Former business secretary Sir Vince Cable has confirmed he will be trying to win back his former seat of Twickenham.
Following the PM's call for a snap General Election, he wrote on Twitter: "I plan to lead fight back to recapture Twickenham for Lib Dems. Brexit. Heathrow. School cuts. Social care. Plenty to campaign on."
The 73-year-old held the south-west London seat from 1997 to 2016, and must overcome a slim Conservative majority of 2,017 votes.
Sir Vince will be hoping to replicate the success of the Richmond Park by-election in 2016, where Lib Dem MP Sarah Olney decisively beat Zac Goldsmith after running an anti-Brexit campaign.

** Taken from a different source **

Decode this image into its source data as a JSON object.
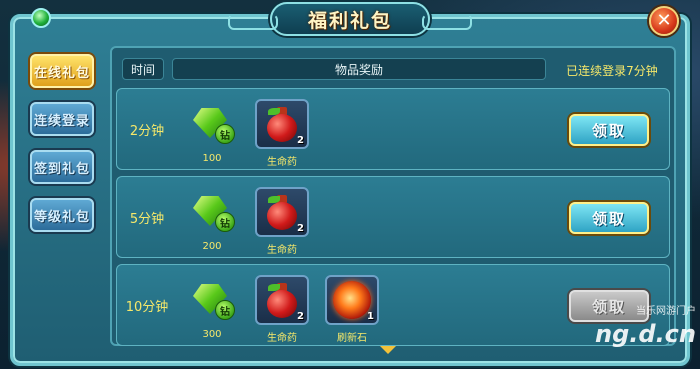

Declaring his intention to stand with the phrase, "Bring it on!" he said he was "surprised" Mrs May had gone back on her pledge not to call a general election until 2020.
The strong local opposition to a hard Brexit in Twickenham, which had a Remain vote of around 70%, makes the seat one of the best hopes for the party.
Sir Vince said he would also be campaigning on topics like Heathrow expansion, social care and cuts to local schools.
Fellow Lib Dems Sir Simon Hughes, Sir Ed Davey and ex-Cambridge MP Julian Huppert have also been re-selected to fight seats they lost at the last election.
Meanwhile, former Labour home secretary MP Alan Johnson - who has represented Hull West and Hessle for 20 years - has decided he will not stand for re-election in his seat.
The veteran Labour MP announced his decision in a letter to his constituency party.
He wrote: "Every day has been a privilege and a pleasure but it can't go on for ever."
Referencing " the anguish of a mid-term by-election" he said his "personal decision is whether to retire now or in 2022 when I'll be into my 70s".
He concluded: "I've decided that going now will give me the opportunity to do other things with my life and is therefore in the best interests of me and my family. I also think it's best for the party."
Staunch Corbyn critic Tom Blenkinsop, Labour MP for Middlesbrough South and East Cleveland, also announced he would not be standing for re-election, citing "irreconcilable differences" with the party leadership.